Ever since learning about the Nutshell Studies – I’ve wanted to learn more. Hence my rare delve into 18 Tiny Deaths. A book which I thoroughly enjoyed reading…after I made my way past the first chapter or two. The chapters, while necessary to set the scene – so the reader both understands who Captain Lee was, where she came from, and why her relentless pursuit was so important – are a tad dry.

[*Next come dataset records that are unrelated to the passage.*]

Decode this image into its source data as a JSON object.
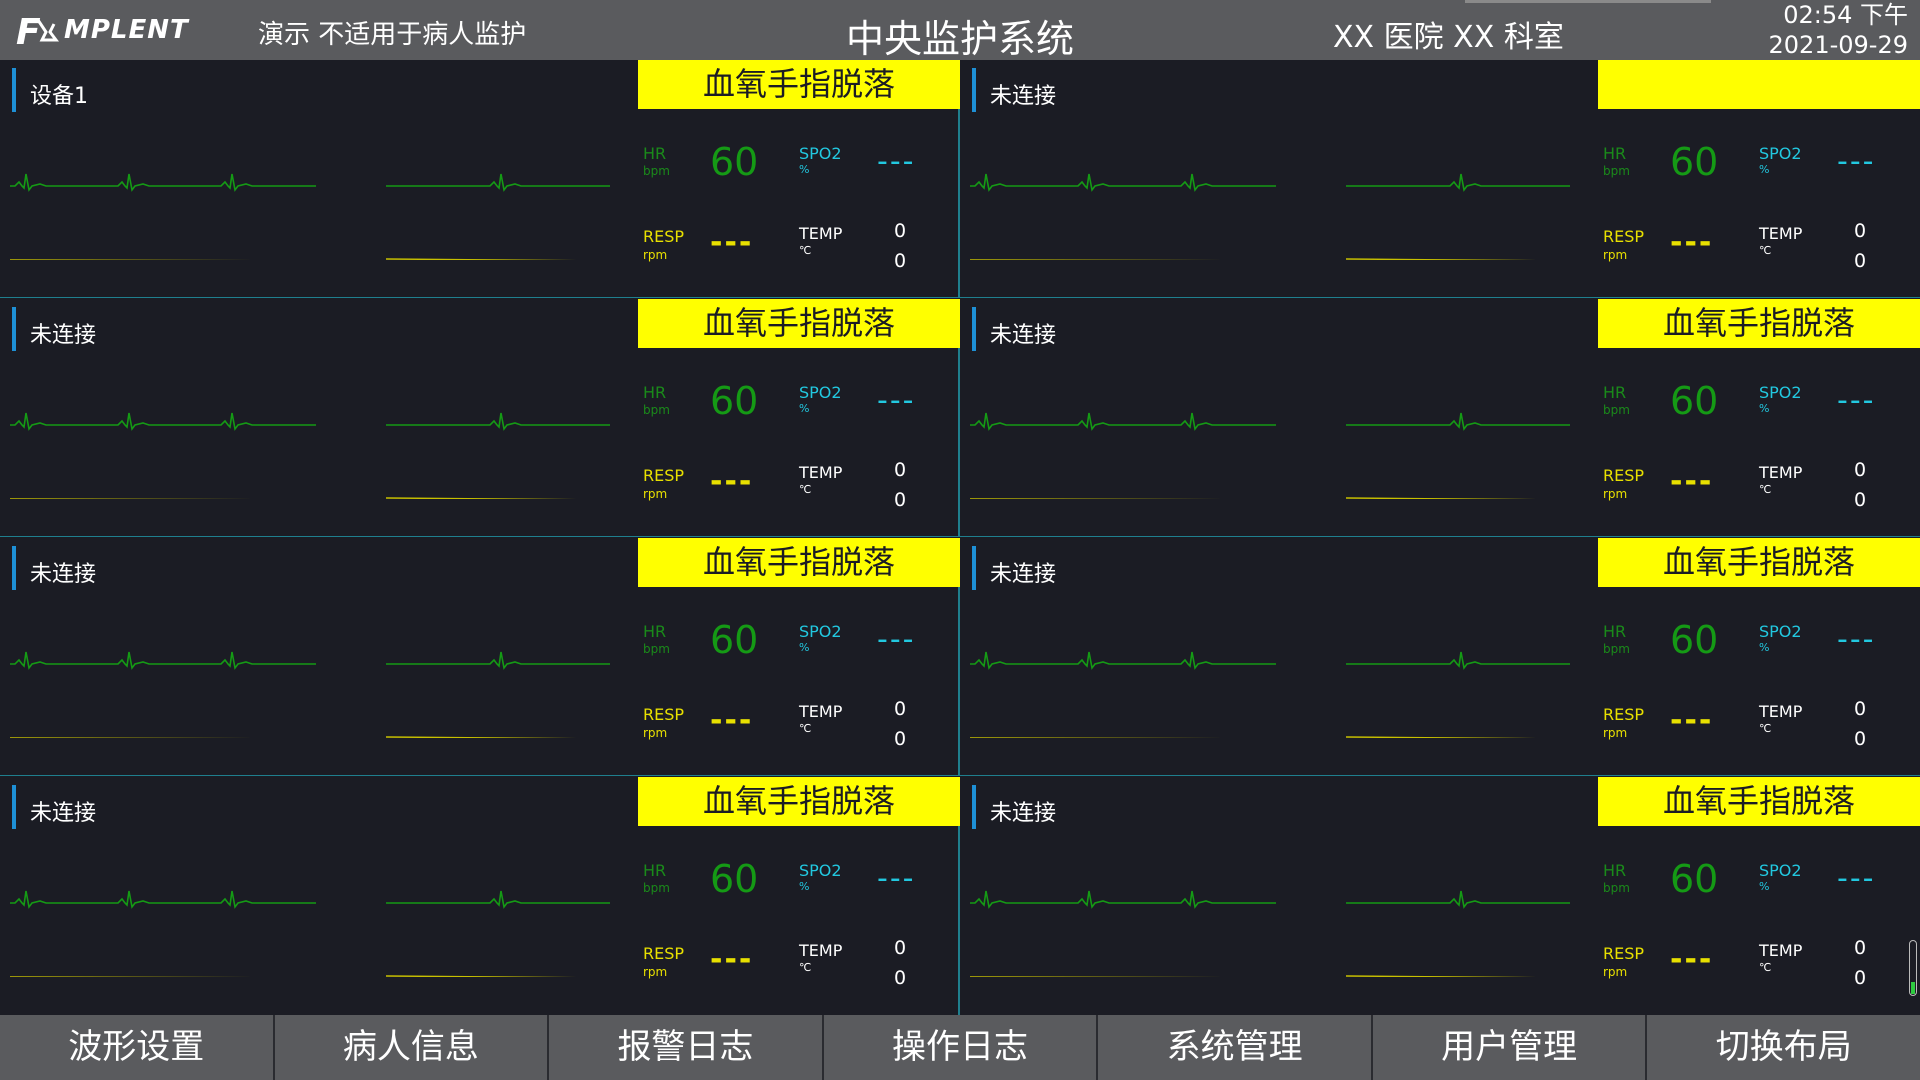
{
  "header": {
    "logo_text": "MPLENT",
    "logo_letter": "F",
    "demo_label": "演示  不适用于病人监护",
    "title": "中央监护系统",
    "hospital": "XX 医院 XX 科室",
    "time": "02:54  下午",
    "date": "2021-09-29"
  },
  "panels": [
    {
      "name": "设备1",
      "alarm": "血氧手指脱落",
      "hr_label": "HR",
      "hr_unit": "bpm",
      "hr": "60",
      "spo2_label": "SPO2",
      "spo2_unit": "%",
      "spo2": "---",
      "resp_label": "RESP",
      "resp_unit": "rpm",
      "resp": "---",
      "temp_label": "TEMP",
      "temp_unit": "℃",
      "temp1": "0",
      "temp2": "0"
    },
    {
      "name": "未连接",
      "alarm": "",
      "hr_label": "HR",
      "hr_unit": "bpm",
      "hr": "60",
      "spo2_label": "SPO2",
      "spo2_unit": "%",
      "spo2": "---",
      "resp_label": "RESP",
      "resp_unit": "rpm",
      "resp": "---",
      "temp_label": "TEMP",
      "temp_unit": "℃",
      "temp1": "0",
      "temp2": "0"
    },
    {
      "name": "未连接",
      "alarm": "血氧手指脱落",
      "hr_label": "HR",
      "hr_unit": "bpm",
      "hr": "60",
      "spo2_label": "SPO2",
      "spo2_unit": "%",
      "spo2": "---",
      "resp_label": "RESP",
      "resp_unit": "rpm",
      "resp": "---",
      "temp_label": "TEMP",
      "temp_unit": "℃",
      "temp1": "0",
      "temp2": "0"
    },
    {
      "name": "未连接",
      "alarm": "血氧手指脱落",
      "hr_label": "HR",
      "hr_unit": "bpm",
      "hr": "60",
      "spo2_label": "SPO2",
      "spo2_unit": "%",
      "spo2": "---",
      "resp_label": "RESP",
      "resp_unit": "rpm",
      "resp": "---",
      "temp_label": "TEMP",
      "temp_unit": "℃",
      "temp1": "0",
      "temp2": "0"
    },
    {
      "name": "未连接",
      "alarm": "血氧手指脱落",
      "hr_label": "HR",
      "hr_unit": "bpm",
      "hr": "60",
      "spo2_label": "SPO2",
      "spo2_unit": "%",
      "spo2": "---",
      "resp_label": "RESP",
      "resp_unit": "rpm",
      "resp": "---",
      "temp_label": "TEMP",
      "temp_unit": "℃",
      "temp1": "0",
      "temp2": "0"
    },
    {
      "name": "未连接",
      "alarm": "血氧手指脱落",
      "hr_label": "HR",
      "hr_unit": "bpm",
      "hr": "60",
      "spo2_label": "SPO2",
      "spo2_unit": "%",
      "spo2": "---",
      "resp_label": "RESP",
      "resp_unit": "rpm",
      "resp": "---",
      "temp_label": "TEMP",
      "temp_unit": "℃",
      "temp1": "0",
      "temp2": "0"
    },
    {
      "name": "未连接",
      "alarm": "血氧手指脱落",
      "hr_label": "HR",
      "hr_unit": "bpm",
      "hr": "60",
      "spo2_label": "SPO2",
      "spo2_unit": "%",
      "spo2": "---",
      "resp_label": "RESP",
      "resp_unit": "rpm",
      "resp": "---",
      "temp_label": "TEMP",
      "temp_unit": "℃",
      "temp1": "0",
      "temp2": "0"
    },
    {
      "name": "未连接",
      "alarm": "血氧手指脱落",
      "hr_label": "HR",
      "hr_unit": "bpm",
      "hr": "60",
      "spo2_label": "SPO2",
      "spo2_unit": "%",
      "spo2": "---",
      "resp_label": "RESP",
      "resp_unit": "rpm",
      "resp": "---",
      "temp_label": "TEMP",
      "temp_unit": "℃",
      "temp1": "0",
      "temp2": "0"
    }
  ],
  "footer": {
    "buttons": [
      "波形设置",
      "病人信息",
      "报警日志",
      "操作日志",
      "系统管理",
      "用户管理",
      "切换布局"
    ]
  },
  "colors": {
    "background": "#1b1c24",
    "header": "#5a5b5e",
    "alarm": "#ffff00",
    "ecg": "#159a15",
    "spo2": "#22c8e0",
    "resp": "#e8e000",
    "divider": "#1f7f8e"
  },
  "icons": {
    "logo": "lab-flask-logo-icon",
    "scroll": "scroll-indicator-icon"
  }
}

But then you make it to chapter four and discover the slight slog was entirely worth it. 18 Tiny Deaths does an excellent job of presenting what forensic science was like back in Lee’s day and what inspired her to take up her’s life work. Work which extended far beyond the creation of her famous Nutshell Studies and earned her the title of the Mother of Modern Forensic Science.
Seriously, I could go on and on about the impact Lee had on investigative procedures – but then I’d be robbing you of the pleasure of this read. Though, to be warned, The Nutshell Studies themselves only play a small part in this book, as she created them as study aids for her seminars. So it doesn’t go into excruciating detail about their creation – instead, 18 Tiny Deaths focuses on the whole of Lee’s contributions to forensic science.
I would highly recommend this read to anyone who enjoys reading about interesting women who, through charm and single-minded determination, get things done and enjoy reading about investigative side crime. (It’s also a great book to read alongside or before The Nutshell Studies of Unexplained Death by Botz.)
Creepy Cross-Stitch by Lindsay Swearingen
This is just a little blurb for those of you who are still working on needlecrafts while binging television shows like Nancy Drew, You, How To Get Away With Murder, Death In Paradise, and Father Brown…(BTW – I recommend all the aforementioned series.)
In any case, back to my main topic.
Creepy Cross-Stitch contains some unique patterns, which, like the front cover, includes patterns for friendly little ghosts, a grave, fun vintage Halloween themes, and a skull bell jar pattern.
All of which are fun to stitch.
(For edification’s sake – it does not contain Ouiji, palmistry, or witchery flavored designs or embroidery. If you’re looking for those designs – try Stitch Craft by Gayla Partridge. Another book I’d recommend checking out.)
futz (v.) To “loaf, waste time,” 1932, American English, perhaps from Yiddish. Related: Futzed; futzing. (etymonline)
BUY SMALL ~ SUPPORT SMALL